The euro strengthened against its most major counterparts in the European session on Wednesday, as Eurozone inflation improved in June, dashing hopes for an imminent rate cut by the European Central Bank.
Final data from Eurostat showed that consumer prices rose by a revised 1.3 percent year-on-year in June, slightly faster than the 1.2 percent rise in May. The flash estimate showed a steady growth of 1.2 percent in June.
Core inflation that excludes energy, food, alcohol and tobacco, increased to 1.1 percent, as initially estimated, from 0.8 percent in May.
Separate data showed that Eurozone construction output declined for the third straight month in May.
Construction output fell 0.3 percent month-on-month in May, smaller than the 1.7 percent decrease seen in April.
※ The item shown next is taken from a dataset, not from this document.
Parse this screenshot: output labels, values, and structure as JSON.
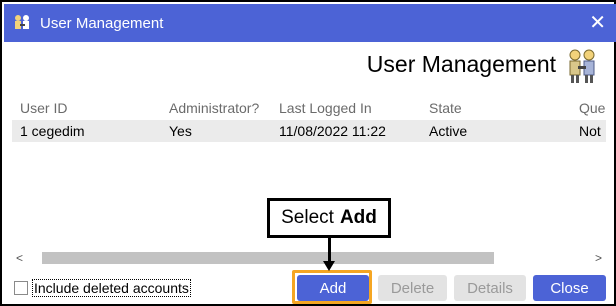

This was the third consecutive decline in production.
Meanwhile, European shares dropped as trade worries resurfaced and investors awaited cues from the U.S. earnings season.
Robust U.S. retail sales data released overnight helped lower expectations of an interest rate cut by the U.S. Federal Reserve.
The euro held steady against its major rivals in the Asian session, barring the yen.
The euro climbed to 1.1222 against the greenback, from an early 8-day low of 1.1200. The euro is likely to find resistance around the 1.14 level.
The euro strengthened to a 5-day high of 1.1111 against the franc, from Tuesday's closing value of 1.1074. The next possible resistance for the euro is seen around the 1.13 level.
The European currency appreciated to 121.49 against the yen, from a low of 121.20 it touched at 10:45 pm ET. Continuation of the euro's uptrend may see it challenging resistance around the 123.00 mark.
Fitch Ratings retained Japan's sovereign ratings at 'A' with a 'stable' outlook.
The agency said the ".ratings balance the strengths of an advanced and wealthy economy, with high governance standards and strong public institutions, against weak medium-term growth prospects and high public debt."
The euro appreciated to a 2-day high of 1.6017 against the aussie, following a decline to 1.5971 at 8:15 pm ET. If the euro rises further, 1.63 is seen as its next resistance level.
Data from Westpac showed that Australia's leading index improved in June but remained consistently negative.
The Westpac- Melbourne Institute Leading Index that indicates likely pace of economic activity over the next nine months, rose to -0.02 percent in June from -0.47 percent in May.
The single currency recovered to 1.4669 against the loonie, from a low of 1.4635 hit at 2:45 am ET. On the upside, 1.485 is possibly seen as the next resistance for the euro.
In contrast, the euro held steady against the pound, after having eased from more than a 6-month high of 0.9051 seen at 3:00 am ET. At yesterday's close, the pair was worth 0.9035.
Data from the Office for National Statistics showed that UK consumer price inflation remained stable in June.
Consumer prices increased 2 percent year-on-year in June, the same pace of growth as seen in May and in line with expectations.
The euro fell to a 3-month low of 1.6666 against the kiwi and held steady thereafter. The pair was worth 1.6724 at yesterday's close.
Looking ahead, Federal Reserve's Biege book report is set to be released in the New York session.